Dataset rows for apps and sites
———

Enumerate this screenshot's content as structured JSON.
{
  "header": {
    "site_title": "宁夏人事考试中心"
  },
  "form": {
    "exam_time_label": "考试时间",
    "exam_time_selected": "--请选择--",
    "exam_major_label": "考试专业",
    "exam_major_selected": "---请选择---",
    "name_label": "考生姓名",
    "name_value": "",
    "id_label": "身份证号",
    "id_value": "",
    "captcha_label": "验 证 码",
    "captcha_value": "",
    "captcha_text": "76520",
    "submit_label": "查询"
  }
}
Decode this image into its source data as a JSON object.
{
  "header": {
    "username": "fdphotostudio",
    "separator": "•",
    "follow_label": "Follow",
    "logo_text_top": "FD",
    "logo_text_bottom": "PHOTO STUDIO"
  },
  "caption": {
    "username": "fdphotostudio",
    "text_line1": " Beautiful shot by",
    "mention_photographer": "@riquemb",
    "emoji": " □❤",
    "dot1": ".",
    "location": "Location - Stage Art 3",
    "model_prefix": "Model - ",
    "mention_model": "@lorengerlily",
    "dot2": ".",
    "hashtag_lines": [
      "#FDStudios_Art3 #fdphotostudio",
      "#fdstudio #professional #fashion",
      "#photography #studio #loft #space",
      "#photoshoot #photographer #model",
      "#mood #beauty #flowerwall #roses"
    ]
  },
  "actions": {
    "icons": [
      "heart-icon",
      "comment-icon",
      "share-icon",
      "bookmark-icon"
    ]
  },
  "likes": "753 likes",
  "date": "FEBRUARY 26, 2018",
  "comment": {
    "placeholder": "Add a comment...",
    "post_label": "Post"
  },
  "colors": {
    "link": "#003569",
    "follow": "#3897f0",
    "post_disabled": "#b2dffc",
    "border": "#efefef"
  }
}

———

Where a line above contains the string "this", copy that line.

### Reply
Enumerate this screenshot's content as structured JSON.
Decode this image into its source data as a JSON object.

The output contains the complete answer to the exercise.